I know this won't endear me to a lot of people, but I don't get the fascination with sci-fi and zombie/vampire movies and all that stuff today, whether movies or books. Yes, I love Star Wars, the original, and still love Forbidden Planet and the original Invasion of the Body Snatchers. But even them I've lost interest in watching these days. And I used to read some science fiction as well, though never a lot. But I think my reasons for losing interest are exactly what you say above and in the rest of your piece.

RJ Harlick said...

I see Meredith is of the same mind, Paul.
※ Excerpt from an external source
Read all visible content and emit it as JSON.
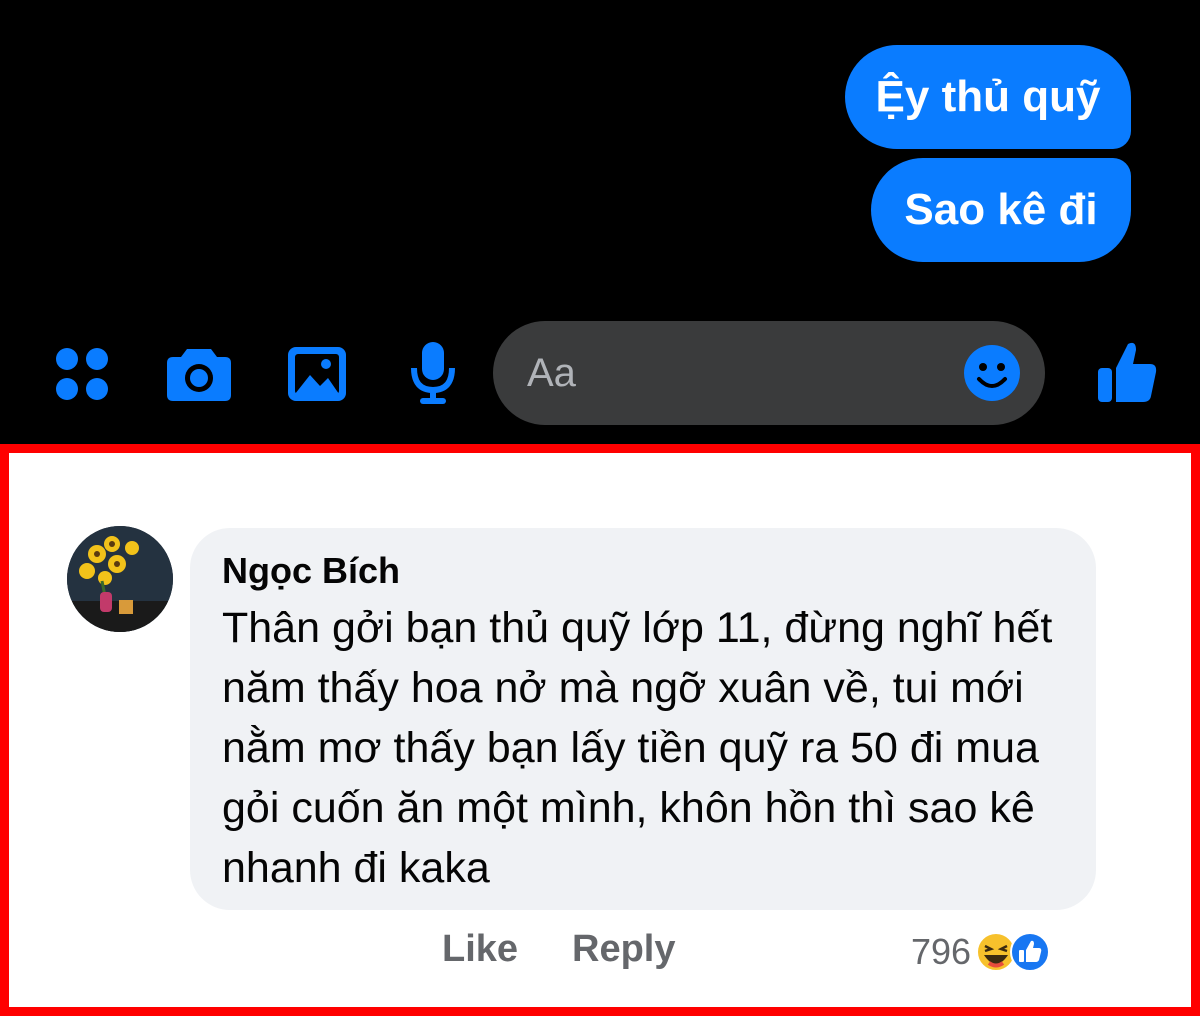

If we read the kind of books to which we can relate, what does it say about us crime writers, who I imagine read mostly crime fiction? :)

Patricia Filteau said...

Well, I hope you will enjoy a series set in the near future 15-20 years or so, rooted in reality, as it is known and still drive by mystery, espionage, corruption ... oh yeh and murder. Sci-Fi – cyber crime – is our future reality.

Anonymous said...

Every word of what you say expresses how I feel. My Dad introduced me to classic mysteries when I was 12(Christie, Ngaio Marsh, Erle Stanley Gardner, etc.) and I have never strayed from the idea that a mystery challenges a reader. I also read many other genres, historical fiction being another favourite. But apart from Tolkien, like you I am not a fantasy fan. Two of three teenage granddaughters are and I am slowly persuading them to "read outside the fantasy box."
Nancy R in Ottawa ......... one day I will learn how to post as myself, rather than anonymous!

TC said...

@Nancy R...if you don't want to open a Google Account, you should be able to click next to "Name/URL" and then type in your name (or whatever nickname you want) in the "name" box, and then post your comment.

RJ Harlick said...

I rather like the Anonymous, Nancy R. It has a certain panache. I hope you can persuade your granddaughters to become mystery readers. Patricia, your series isn't too far in the future. This die-hard mystery reader is bound to find something to relate to.